The private attorney that U.S. House Speaker John Boehner (R-Ohio) hired to help defend the Defense of Marriage Act in court is set to litigate in favor of the anti-gay law at a different firm after his earlier employer withdrew from participation in defending the statute.
According to a resignation letter obtained by the Washington Blade and other media outlets, Paul Clement, who served as U.S. solicitor general for former President George W. Bush, will take up defense of DOMA at Bancroft LLC now that he left his previous employment at King & Spalding.
“I recognized from the outset that this statute implicates very sensitive issues that prompt strong views on both sides,” Clement writes. “But having undertaken the representation, I believe there is no honorable course for me but to complete it. If there were problems with the firm’s vetting process, we should fix the vetting process, not drop the representation.”
Robert Hays, Jr., chair for King & Spalding, said in a statement earlier in the day that the firm decided to drop facilitation of legal defense of DOMA on Monday after determining the vetting process for taking up defense of the 1996 law, which prohibits federal recognition of same-sex marriage, was inadequate.
“In reviewing this assignment further, I determined that the process used for vetting this engagement was inadequate,” Hays said. “Ultimately I am responsible for any mistakes that occurred and apologize for the challenges this may have created.”
Brendan Buck, a Boehner spokesperson, said the speaker is disappointed that King & Spalding decided to drop defense of DOMA, but is happy Clement is set to continue to work to defend the statute at a different firm.
“The speaker is disappointed in the firm’s decision and its careless disregard for its responsibilities to the House in this constitutional matter,” Buck said. “At the same time, Mr. Clement has demonstrated legal integrity, and we are grateful for his decision to continue representing the House. This move will ensure the constitutionality of this law is appropriately determined by the courts, rather than by the president unilaterally.”
Buck said the House will execute a new contract with Clement to keep him on retainer, but the terms of the contract will be the same as they were when Clement was employed at King & Spalding: a blended rate of $520 an hour and an initial total sum that could reach $500,000.
Drew Hammill, a spokesperson for House Minority Leader Nancy Pelosi (D-Calif.), said the Democratic leader shares King & Spalding’s concerns about the lack of transparency and accountability in the way the contract was executed.
“She also vigorously opposes using half a million taxpayer dollars or any taxpayer resources to defend discrimination, at a time when Republicans in Congress are cutting critical initiatives like education and infrastructure,” Hammill said. “It is now more critical than ever that Speaker Boehner fully account for his decision to sign this half million dollar contract to defend this indefensible statue.”
House general counsel Kerry Kircher contracted with Clement for assistance with defending DOMA in court after the House Bipartisan Legal Advisory Group in March voted 3-2 along party lines to take up defense of the anti-gay law in court.
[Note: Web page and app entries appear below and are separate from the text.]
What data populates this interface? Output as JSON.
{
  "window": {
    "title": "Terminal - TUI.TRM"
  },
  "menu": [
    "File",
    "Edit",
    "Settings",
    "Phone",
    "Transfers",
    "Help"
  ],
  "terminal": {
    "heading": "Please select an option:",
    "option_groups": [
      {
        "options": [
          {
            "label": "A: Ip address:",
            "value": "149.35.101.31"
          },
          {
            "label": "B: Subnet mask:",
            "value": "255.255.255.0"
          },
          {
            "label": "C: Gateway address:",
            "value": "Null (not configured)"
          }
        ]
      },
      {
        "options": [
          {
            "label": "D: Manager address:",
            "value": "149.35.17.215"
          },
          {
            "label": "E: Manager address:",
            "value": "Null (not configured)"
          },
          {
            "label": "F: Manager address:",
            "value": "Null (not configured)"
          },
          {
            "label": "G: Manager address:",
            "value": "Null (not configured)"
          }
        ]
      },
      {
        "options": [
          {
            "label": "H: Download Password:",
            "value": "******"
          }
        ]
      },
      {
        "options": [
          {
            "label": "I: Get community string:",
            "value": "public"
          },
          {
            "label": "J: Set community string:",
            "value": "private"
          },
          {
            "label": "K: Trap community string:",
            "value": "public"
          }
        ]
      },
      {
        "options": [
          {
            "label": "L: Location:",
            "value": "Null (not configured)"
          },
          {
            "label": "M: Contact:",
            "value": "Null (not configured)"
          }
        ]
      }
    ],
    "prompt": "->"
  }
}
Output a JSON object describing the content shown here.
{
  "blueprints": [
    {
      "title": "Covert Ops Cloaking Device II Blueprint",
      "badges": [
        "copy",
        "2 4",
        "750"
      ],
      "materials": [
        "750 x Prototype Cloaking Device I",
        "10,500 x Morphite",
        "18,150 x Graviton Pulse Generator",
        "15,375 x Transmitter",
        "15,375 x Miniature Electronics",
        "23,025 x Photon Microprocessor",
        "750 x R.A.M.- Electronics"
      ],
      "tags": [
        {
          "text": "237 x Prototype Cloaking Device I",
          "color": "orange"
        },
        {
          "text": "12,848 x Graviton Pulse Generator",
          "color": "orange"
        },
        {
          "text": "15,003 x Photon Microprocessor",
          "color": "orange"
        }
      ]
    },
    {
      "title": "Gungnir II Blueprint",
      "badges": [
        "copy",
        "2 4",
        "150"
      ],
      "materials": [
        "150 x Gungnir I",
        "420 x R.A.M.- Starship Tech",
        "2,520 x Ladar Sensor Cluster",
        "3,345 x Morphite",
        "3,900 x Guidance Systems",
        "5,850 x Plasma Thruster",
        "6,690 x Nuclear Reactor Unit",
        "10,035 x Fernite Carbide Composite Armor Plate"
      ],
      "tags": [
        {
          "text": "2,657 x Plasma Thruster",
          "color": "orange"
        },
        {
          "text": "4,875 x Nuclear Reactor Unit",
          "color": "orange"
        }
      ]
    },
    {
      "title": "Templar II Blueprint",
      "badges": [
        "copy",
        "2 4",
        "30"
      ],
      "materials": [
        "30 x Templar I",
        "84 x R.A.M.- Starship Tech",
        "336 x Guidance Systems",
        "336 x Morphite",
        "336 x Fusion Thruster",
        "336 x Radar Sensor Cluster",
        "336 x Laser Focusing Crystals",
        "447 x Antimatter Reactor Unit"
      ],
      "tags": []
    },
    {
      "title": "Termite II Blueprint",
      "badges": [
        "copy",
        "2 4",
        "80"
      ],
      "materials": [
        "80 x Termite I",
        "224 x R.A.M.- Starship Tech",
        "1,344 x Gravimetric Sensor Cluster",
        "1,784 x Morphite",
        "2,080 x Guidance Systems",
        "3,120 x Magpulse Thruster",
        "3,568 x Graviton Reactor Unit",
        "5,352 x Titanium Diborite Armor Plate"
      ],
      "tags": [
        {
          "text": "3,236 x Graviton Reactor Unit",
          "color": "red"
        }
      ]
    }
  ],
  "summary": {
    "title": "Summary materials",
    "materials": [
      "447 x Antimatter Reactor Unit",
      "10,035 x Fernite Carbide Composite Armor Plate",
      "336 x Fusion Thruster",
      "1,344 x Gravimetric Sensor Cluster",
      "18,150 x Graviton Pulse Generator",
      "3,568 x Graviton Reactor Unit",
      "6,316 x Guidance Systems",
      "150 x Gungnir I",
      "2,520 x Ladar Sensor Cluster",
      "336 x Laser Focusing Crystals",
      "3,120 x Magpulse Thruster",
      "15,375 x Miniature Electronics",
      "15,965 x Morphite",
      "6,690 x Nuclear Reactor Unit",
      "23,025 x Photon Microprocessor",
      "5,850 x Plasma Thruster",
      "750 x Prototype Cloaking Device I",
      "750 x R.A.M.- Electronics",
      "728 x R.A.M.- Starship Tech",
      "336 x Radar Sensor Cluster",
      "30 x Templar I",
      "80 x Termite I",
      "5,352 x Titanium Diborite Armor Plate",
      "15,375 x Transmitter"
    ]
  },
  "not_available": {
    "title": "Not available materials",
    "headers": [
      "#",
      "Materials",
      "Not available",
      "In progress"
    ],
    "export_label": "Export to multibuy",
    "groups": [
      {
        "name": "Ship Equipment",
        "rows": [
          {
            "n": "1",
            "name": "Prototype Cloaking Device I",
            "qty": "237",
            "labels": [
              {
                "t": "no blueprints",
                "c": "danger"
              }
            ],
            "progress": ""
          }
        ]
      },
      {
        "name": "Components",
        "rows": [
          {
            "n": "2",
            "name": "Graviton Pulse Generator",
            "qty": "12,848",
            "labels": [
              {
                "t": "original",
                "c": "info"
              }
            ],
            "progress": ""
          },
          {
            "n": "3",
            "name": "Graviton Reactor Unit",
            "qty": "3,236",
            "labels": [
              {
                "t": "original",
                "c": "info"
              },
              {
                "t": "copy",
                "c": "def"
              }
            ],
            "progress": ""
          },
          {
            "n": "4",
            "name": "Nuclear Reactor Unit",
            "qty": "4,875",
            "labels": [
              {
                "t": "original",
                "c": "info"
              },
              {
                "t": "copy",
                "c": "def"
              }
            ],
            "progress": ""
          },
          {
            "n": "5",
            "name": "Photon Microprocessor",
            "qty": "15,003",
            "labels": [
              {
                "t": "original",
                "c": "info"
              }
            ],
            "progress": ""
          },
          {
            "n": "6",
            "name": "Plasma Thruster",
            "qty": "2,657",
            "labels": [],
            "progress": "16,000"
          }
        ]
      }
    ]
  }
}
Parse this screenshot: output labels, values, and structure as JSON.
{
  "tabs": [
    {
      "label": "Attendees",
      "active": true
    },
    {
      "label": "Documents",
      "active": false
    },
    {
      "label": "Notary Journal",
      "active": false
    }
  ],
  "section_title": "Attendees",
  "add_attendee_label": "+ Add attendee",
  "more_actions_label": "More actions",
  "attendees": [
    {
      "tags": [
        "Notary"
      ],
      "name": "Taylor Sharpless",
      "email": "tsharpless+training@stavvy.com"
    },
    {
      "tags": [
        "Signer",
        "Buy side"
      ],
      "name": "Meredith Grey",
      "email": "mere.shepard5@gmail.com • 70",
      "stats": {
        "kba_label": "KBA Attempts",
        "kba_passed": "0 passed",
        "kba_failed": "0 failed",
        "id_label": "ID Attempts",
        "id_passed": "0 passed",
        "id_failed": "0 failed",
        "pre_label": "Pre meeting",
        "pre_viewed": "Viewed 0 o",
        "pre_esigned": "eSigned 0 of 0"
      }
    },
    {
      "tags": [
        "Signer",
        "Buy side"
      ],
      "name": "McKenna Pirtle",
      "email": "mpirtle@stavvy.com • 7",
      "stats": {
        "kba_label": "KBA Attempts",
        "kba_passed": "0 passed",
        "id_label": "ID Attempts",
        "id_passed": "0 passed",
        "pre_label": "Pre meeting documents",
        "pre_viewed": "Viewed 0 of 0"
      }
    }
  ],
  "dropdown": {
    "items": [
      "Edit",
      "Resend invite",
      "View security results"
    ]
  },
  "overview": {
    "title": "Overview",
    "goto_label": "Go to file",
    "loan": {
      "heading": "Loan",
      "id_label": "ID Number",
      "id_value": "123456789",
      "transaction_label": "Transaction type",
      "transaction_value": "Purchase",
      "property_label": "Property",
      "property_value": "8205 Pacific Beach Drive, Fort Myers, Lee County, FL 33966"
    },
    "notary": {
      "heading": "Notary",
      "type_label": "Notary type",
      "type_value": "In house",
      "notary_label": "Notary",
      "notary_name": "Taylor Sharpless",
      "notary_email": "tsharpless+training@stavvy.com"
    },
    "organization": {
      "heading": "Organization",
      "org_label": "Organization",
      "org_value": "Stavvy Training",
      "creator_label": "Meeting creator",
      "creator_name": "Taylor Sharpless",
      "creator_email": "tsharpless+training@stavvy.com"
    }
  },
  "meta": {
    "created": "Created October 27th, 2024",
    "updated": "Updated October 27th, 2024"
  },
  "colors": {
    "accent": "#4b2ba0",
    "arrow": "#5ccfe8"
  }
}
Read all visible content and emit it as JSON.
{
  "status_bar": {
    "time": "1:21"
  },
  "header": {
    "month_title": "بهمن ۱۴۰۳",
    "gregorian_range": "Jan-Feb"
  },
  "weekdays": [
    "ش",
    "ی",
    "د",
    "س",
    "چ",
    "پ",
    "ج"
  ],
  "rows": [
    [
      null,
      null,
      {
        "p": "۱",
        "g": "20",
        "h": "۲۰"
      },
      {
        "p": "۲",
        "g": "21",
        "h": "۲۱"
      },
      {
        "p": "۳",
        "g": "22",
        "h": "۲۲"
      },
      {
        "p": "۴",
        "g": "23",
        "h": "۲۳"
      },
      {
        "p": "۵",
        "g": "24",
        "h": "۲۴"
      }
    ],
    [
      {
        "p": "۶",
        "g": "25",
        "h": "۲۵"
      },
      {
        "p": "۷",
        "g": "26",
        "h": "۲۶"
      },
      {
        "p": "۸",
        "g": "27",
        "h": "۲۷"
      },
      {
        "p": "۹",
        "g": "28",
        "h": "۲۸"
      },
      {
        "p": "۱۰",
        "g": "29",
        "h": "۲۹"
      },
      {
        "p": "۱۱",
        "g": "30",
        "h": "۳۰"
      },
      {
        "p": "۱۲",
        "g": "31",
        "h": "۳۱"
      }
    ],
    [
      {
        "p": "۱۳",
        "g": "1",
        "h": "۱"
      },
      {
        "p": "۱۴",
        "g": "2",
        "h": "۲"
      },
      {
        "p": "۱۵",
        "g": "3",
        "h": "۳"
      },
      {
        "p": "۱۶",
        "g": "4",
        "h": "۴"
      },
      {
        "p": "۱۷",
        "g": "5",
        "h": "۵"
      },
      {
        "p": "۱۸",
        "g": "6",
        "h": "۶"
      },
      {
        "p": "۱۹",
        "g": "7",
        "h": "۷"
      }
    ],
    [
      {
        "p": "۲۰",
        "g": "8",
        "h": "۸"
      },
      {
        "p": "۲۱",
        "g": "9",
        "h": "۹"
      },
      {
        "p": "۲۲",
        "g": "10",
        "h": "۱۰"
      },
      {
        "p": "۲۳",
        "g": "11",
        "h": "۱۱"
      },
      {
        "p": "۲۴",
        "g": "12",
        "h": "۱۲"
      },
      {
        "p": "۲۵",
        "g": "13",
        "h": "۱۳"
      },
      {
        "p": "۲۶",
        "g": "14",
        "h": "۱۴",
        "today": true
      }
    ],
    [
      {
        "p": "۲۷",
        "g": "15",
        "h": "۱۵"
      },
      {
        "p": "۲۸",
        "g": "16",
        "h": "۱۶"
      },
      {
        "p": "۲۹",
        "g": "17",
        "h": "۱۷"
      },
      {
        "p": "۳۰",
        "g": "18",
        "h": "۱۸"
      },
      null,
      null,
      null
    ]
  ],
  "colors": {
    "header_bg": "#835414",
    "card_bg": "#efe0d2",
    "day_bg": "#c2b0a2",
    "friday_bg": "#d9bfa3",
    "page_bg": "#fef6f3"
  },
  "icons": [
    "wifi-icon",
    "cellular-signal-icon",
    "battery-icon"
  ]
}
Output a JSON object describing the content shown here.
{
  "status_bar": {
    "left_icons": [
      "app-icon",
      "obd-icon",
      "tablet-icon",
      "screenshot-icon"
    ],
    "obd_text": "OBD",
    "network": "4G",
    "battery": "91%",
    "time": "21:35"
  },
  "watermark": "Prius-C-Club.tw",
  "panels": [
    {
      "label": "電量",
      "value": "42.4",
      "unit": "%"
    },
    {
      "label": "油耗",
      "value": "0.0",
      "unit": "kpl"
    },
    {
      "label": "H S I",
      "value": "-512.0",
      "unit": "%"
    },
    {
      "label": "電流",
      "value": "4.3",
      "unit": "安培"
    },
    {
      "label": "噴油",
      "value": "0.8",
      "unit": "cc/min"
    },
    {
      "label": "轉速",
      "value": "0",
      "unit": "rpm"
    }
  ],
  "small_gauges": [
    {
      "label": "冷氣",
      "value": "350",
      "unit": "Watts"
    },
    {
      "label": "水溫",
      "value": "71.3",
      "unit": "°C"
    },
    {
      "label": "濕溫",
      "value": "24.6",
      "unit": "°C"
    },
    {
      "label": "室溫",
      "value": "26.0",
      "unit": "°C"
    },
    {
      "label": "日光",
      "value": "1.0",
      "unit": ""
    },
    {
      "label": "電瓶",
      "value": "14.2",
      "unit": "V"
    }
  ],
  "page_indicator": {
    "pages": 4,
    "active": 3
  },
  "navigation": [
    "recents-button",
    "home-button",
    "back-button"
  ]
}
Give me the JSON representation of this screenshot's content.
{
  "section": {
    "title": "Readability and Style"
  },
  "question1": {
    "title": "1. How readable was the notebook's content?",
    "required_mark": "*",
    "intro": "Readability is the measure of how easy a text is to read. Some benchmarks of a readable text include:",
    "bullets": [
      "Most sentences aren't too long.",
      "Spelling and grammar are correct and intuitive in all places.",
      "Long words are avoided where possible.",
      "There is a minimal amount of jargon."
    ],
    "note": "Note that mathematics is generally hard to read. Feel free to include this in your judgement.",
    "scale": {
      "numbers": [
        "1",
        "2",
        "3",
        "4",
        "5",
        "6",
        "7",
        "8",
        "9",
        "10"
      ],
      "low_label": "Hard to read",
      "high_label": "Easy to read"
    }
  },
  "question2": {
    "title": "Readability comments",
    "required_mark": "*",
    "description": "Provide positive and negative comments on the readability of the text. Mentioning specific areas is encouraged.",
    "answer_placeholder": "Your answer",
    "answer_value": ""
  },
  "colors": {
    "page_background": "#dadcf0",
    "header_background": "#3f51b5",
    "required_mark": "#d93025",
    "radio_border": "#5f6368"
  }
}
On Feb. 23, U.S. Attorney General Eric Holder announced that President Obama had determined that DOMA was unconstitutional and that the Justice Department would no longer defend the law in court.
Praise for King & Spalding’s decision to drop defense of DOMA came from LGBT advocates on Monday.
Joe Solmonese, president of the Human Rights Campaign, said the firm made the right the decision by discontinuing its agreement to litigation on behalf of the anti-gay law.
“King & Spalding has rightly chosen to put principle above politics in dropping its involvement in the defense of this discriminatory and patently unconstitutional law,” Solmonese said. “We are pleased to see the firm has decided to stand on the right side of history and remain true to its core values.”
On Friday, HRC announced its was launching a campaign to inform clients and potential recruits about King & Spalding’s decision to defend DOMA. Among the components of the planned campaign were ads in mainstream and legal publications, titled “Shame,” which would have featured stories of families affected by the anti-gay law.
Richard Socarides, president of Equality Matters, also praised King & Spalding for recognizing that its participation in the legal defense of DOMA was unacceptable.
“All Americans deserve access to an attorney, but attorneys need to be held accountable for the clients they voluntarily decide to represent,” Socarides said.
Socarides added that Boehner’s decision to hire King & Spalding was unnecessary because the speaker has “an army of in-house legal talent” that could represent his position in favor of DOMA in court.
“If he is serious about cutting the deficit he needs to look to his in-house counsel to represent him in these proceedings, instead of spending taxpayer dollars for a service already provided to his office,” Socarides said.